- ACTION ITEM: What is the number of lines in the material below that include the word "text"? Write that number and nothing more.
--- PROVIDED INFORMATION Enclosed Below ---
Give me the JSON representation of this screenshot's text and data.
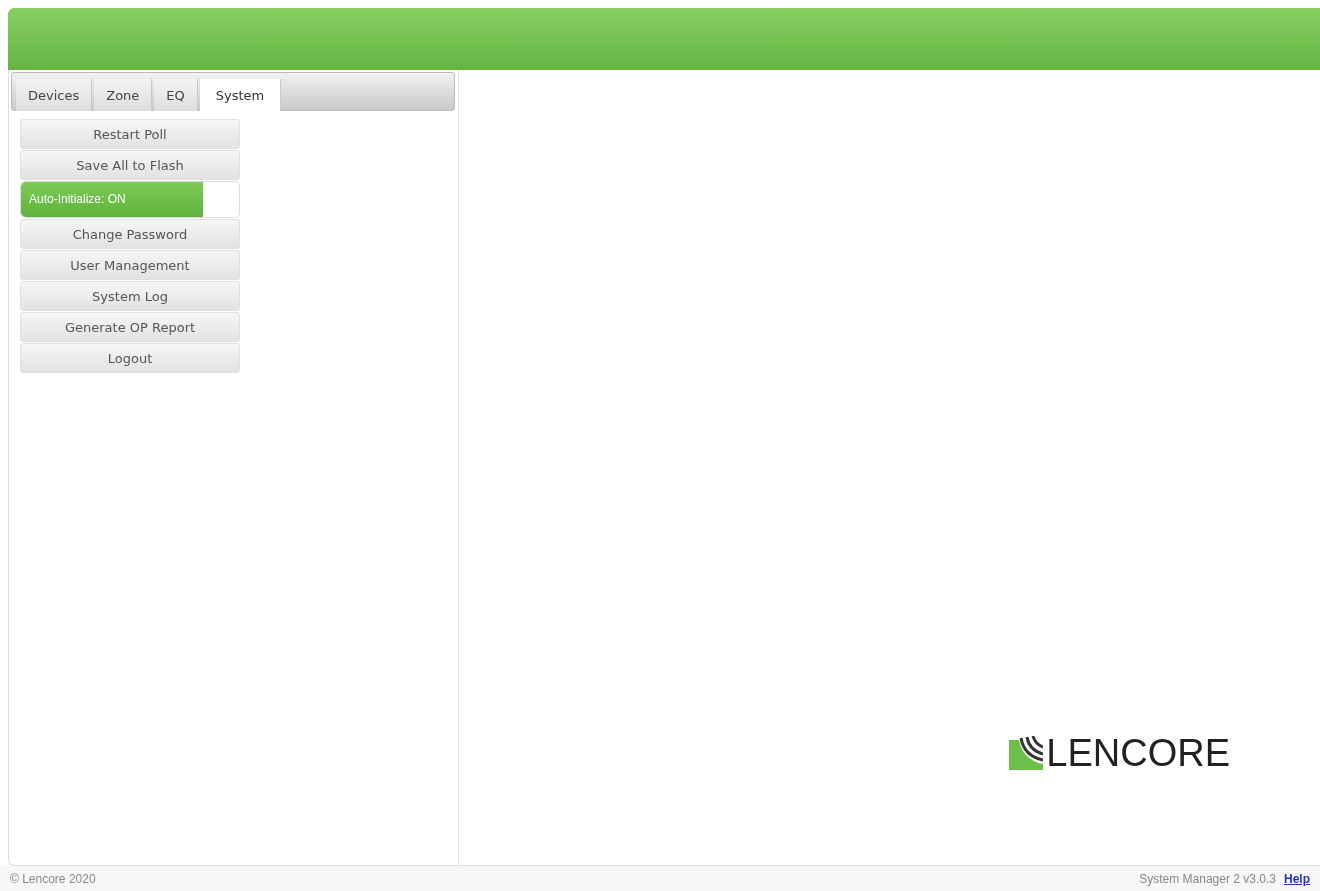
{
  "tabs": [
    {
      "label": "Devices",
      "selected": false
    },
    {
      "label": "Zone",
      "selected": false
    },
    {
      "label": "EQ",
      "selected": false
    },
    {
      "label": "System",
      "selected": true
    }
  ],
  "menu": [
    {
      "kind": "button",
      "label": "Restart Poll"
    },
    {
      "kind": "button",
      "label": "Save All to Flash"
    },
    {
      "kind": "toggle",
      "label": "Auto-Initialize: ON",
      "on": true
    },
    {
      "kind": "button",
      "label": "Change Password"
    },
    {
      "kind": "button",
      "label": "User Management"
    },
    {
      "kind": "button",
      "label": "System Log"
    },
    {
      "kind": "button",
      "label": "Generate OP Report"
    },
    {
      "kind": "button",
      "label": "Logout"
    }
  ],
  "logo": {
    "text": "LENCORE"
  },
  "footer": {
    "copyright": "© Lencore 2020",
    "version": "System Manager 2 v3.0.3",
    "help_link": "Help"
  }
}
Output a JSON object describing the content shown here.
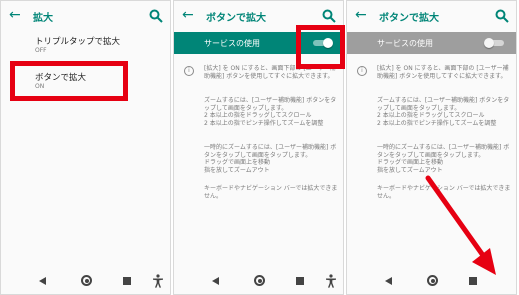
{
  "colors": {
    "accent": "#008577",
    "disabled_bar": "#9e9e9e",
    "highlight_red": "#e60012"
  },
  "panel1": {
    "title": "拡大",
    "items": [
      {
        "label": "トリプルタップで拡大",
        "status": "OFF"
      },
      {
        "label": "ボタンで拡大",
        "status": "ON"
      }
    ]
  },
  "panel2": {
    "title": "ボタンで拡大",
    "service_label": "サービスの使用",
    "toggle_state": "on",
    "paragraphs": [
      "[拡大] を ON にすると、画面下部の [ユーザー補助機能] ボタンを使用してすぐに拡大できます。",
      "ズームするには、[ユーザー補助機能] ボタンをタップして画面をタップします。\n2 本以上の指をドラッグしてスクロール\n2 本以上の指でピンチ操作してズームを調整",
      "一時的にズームするには、[ユーザー補助機能] ボタンをタップして画面をタップします。\nドラッグで画面上を移動\n指を放してズームアウト",
      "キーボードやナビゲーション バーでは拡大できません。"
    ]
  },
  "panel3": {
    "title": "ボタンで拡大",
    "service_label": "サービスの使用",
    "toggle_state": "off",
    "paragraphs": [
      "[拡大] を ON にすると、画面下部の [ユーザー補助機能] ボタンを使用してすぐに拡大できます。",
      "ズームするには、[ユーザー補助機能] ボタンをタップして画面をタップします。\n2 本以上の指をドラッグしてスクロール\n2 本以上の指でピンチ操作してズームを調整",
      "一時的にズームするには、[ユーザー補助機能] ボタンをタップして画面をタップします。\nドラッグで画面上を移動\n指を放してズームアウト",
      "キーボードやナビゲーション バーでは拡大できません。"
    ]
  },
  "icons": {
    "back": "arrow-back-icon",
    "search": "search-icon",
    "info": "info-icon",
    "nav_back": "nav-back-icon",
    "nav_home": "nav-home-icon",
    "nav_recent": "nav-recent-icon",
    "accessibility": "accessibility-icon"
  }
}
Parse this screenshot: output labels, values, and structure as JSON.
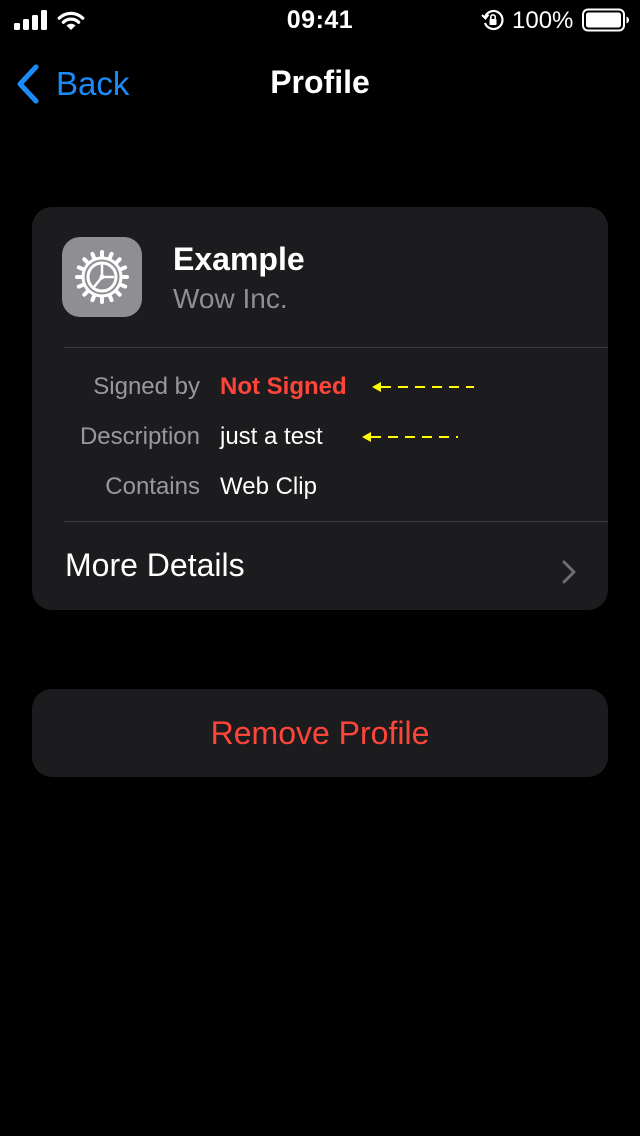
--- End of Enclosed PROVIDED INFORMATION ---
- REPLY TO THE EXERCISE: 2